"California Prison Is A Breeding Ground For A Deadly Fungal Disease"
Prisoners in California are being moved into two prisons where they will be at higher risk of developing valley fever, a serious and potentially fatal lung disease.
Rates of valley fever at Pleasant Valley and Avenal State Prison have been much higher than in other parts of California–as much as 1,000 times higher at Pleasant Valley.
A federal court order mandated that the state move prisoners considered at higher risk of developing the disease—blacks, Filipinos, and prisoners with diabetes or HIV—but to replace them, the state is moving in inmates from other prisons, some of whom could also be at high risk.
One of them is Louis Baca, who has asthma.

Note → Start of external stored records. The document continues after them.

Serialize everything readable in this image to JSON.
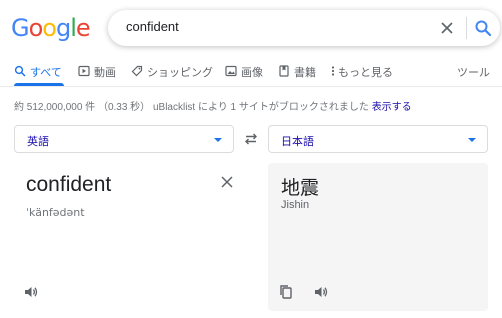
{
  "logo": {
    "letters": [
      {
        "char": "G",
        "color": "#4285F4"
      },
      {
        "char": "o",
        "color": "#EA4335"
      },
      {
        "char": "o",
        "color": "#FBBC05"
      },
      {
        "char": "g",
        "color": "#4285F4"
      },
      {
        "char": "l",
        "color": "#34A853"
      },
      {
        "char": "e",
        "color": "#EA4335"
      }
    ]
  },
  "search": {
    "query": "confident",
    "clear_icon": "close-icon",
    "search_icon": "search-icon"
  },
  "tabs": [
    {
      "label": "すべて",
      "icon": "search-icon",
      "active": true
    },
    {
      "label": "動画",
      "icon": "video-icon",
      "active": false
    },
    {
      "label": "ショッピング",
      "icon": "tag-icon",
      "active": false
    },
    {
      "label": "画像",
      "icon": "image-icon",
      "active": false
    },
    {
      "label": "書籍",
      "icon": "book-icon",
      "active": false
    },
    {
      "label": "もっと見る",
      "icon": "more-vert-icon",
      "active": false
    }
  ],
  "tools_label": "ツール",
  "stats": {
    "text": "約 512,000,000 件 （0.33 秒） uBlacklist により 1 サイトがブロックされました",
    "link": "表示する"
  },
  "translate": {
    "source_lang": "英語",
    "target_lang": "日本語",
    "source_text": "confident",
    "source_pron": "ˈkänfədənt",
    "target_text": "地震",
    "target_roman": "Jishin"
  },
  "colors": {
    "accent": "#1a73e8",
    "link": "#1a0dab",
    "panel_bg": "#f5f5f5"
  }
}
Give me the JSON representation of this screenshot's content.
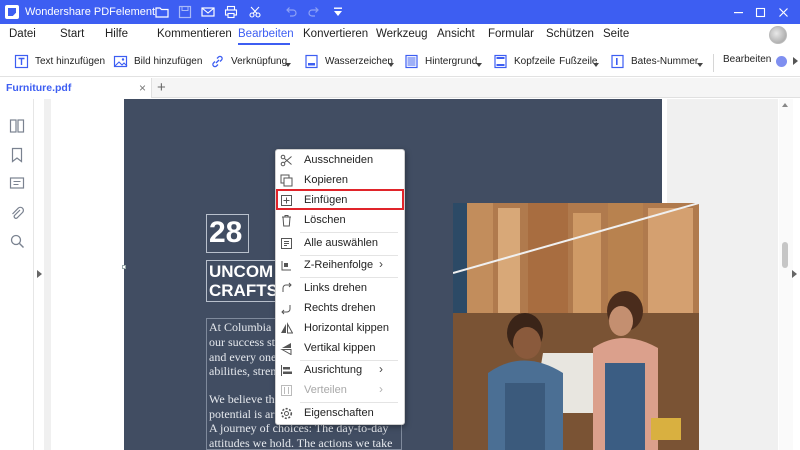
{
  "app": {
    "title": "Wondershare PDFelement"
  },
  "menu": {
    "items": [
      "Datei",
      "Start",
      "Hilfe",
      "Kommentieren",
      "Bearbeiten",
      "Konvertieren",
      "Werkzeug",
      "Ansicht",
      "Formular",
      "Schützen",
      "Seite"
    ],
    "active": "Bearbeiten"
  },
  "toolbar": {
    "text_add": "Text hinzufügen",
    "image_add": "Bild hinzufügen",
    "link": "Verknüpfung",
    "watermark": "Wasserzeichen",
    "background": "Hintergrund",
    "header": "Kopfzeile",
    "footer": "Fußzeile",
    "bates": "Bates-Nummer",
    "edit": "Bearbeiten"
  },
  "tab": {
    "filename": "Furniture.pdf",
    "close": "×",
    "new": "+"
  },
  "document": {
    "number": "28",
    "headline": [
      "UNCOM",
      "CRAFTS"
    ],
    "body": [
      "At Columbia",
      "our success sta",
      "and every one",
      "abilities, stren",
      "We believe tha",
      "potential is ar",
      "A journey of choices: The day-to-day",
      "attitudes we hold. The actions we take"
    ]
  },
  "context_menu": {
    "items": [
      {
        "label": "Ausschneiden",
        "icon": "scissors-icon",
        "enabled": true
      },
      {
        "label": "Kopieren",
        "icon": "copy-icon",
        "enabled": true
      },
      {
        "label": "Einfügen",
        "icon": "paste-icon",
        "enabled": true,
        "highlighted": true
      },
      {
        "label": "Löschen",
        "icon": "trash-icon",
        "enabled": true
      },
      {
        "label": "Alle auswählen",
        "icon": "select-all-icon",
        "enabled": true
      },
      {
        "label": "Z-Reihenfolge",
        "icon": "z-order-icon",
        "enabled": true,
        "submenu": true
      },
      {
        "label": "Links drehen",
        "icon": "rotate-left-icon",
        "enabled": true
      },
      {
        "label": "Rechts drehen",
        "icon": "rotate-right-icon",
        "enabled": true
      },
      {
        "label": "Horizontal kippen",
        "icon": "flip-horizontal-icon",
        "enabled": true
      },
      {
        "label": "Vertikal kippen",
        "icon": "flip-vertical-icon",
        "enabled": true
      },
      {
        "label": "Ausrichtung",
        "icon": "align-icon",
        "enabled": true,
        "submenu": true
      },
      {
        "label": "Verteilen",
        "icon": "distribute-icon",
        "enabled": false,
        "submenu": true
      },
      {
        "label": "Eigenschaften",
        "icon": "gear-icon",
        "enabled": true
      }
    ],
    "submenu_arrow": "›"
  },
  "colors": {
    "accent": "#3d5ef2",
    "page_dark": "#414d62",
    "highlight_border": "#e0242a"
  }
}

“I just feel like my life’s on the line here and I don’t know what’s going to happen after this,” Baca told The Bakersfield Californian shortly before he was transferred to Pleasant Valley. “I’m stressed out, I’m actually sick [with a nasal and throat problem] right now.”
Valley fever is caused by inhaling a type of fungi. Since 2006, 29 California inmates have died after contracting valley fever. Moreover, prison authorities traced the disease as a secondary factor in 11 deaths and a tertiary factor in five deaths. The CDC calls valley fever the “silent epidemic.”
It has been a perpetual problem plaguing the California prison system, costing it $23 million in health care costs as well as millions in lawsuits brought upon by former prisoners who believe they developed the disease while imprisoned.
Unfortunately, the details of the disease remain a mystery to doctors.
Dr. Royce Johnson, professor of medicine at UCLA and Kern Medical Center’s chief of infectious disease, said that it is difficult to tell exactly who is most at risk because not enough is known about the disease. Therefore, more prisoners could be vulnerable to contracting valley fever beyond those that the federal court order deemed at high risk.
“You can’t really tell by sitting in front of someone and looking at their age and race and sex and know exactly what their risk is…There’s nothing black and white about this disease. Everything is complicated, actually amazingly complicated,” he told The Bakersfield Californian.
According to the California Department of Corrections and Rehabilitation (CDCR), the state has moved about 815 inmates out of Avenal and Pleasant Valley and replaced them with about 300 prisoners, as of mid-August. In 2011, the two prisons were responsible for 535 of the 640 reported cases of valley fever in all California prisons.
The relocating of prisoners to these valley fever-infested prisons only complicates California’s notorious reputation of prison overcrowding. The Supreme Court ruled that the state’s high prison population amounts to cruel and unusual punishment and mandated that the state must release 10,000 inmates. However, earlier this year, Gov. Jerry Brown claimed that “the prison emergency is over,” refusing to heed the Court’s demands.
Marina Fang is an intern for ThinkProgress.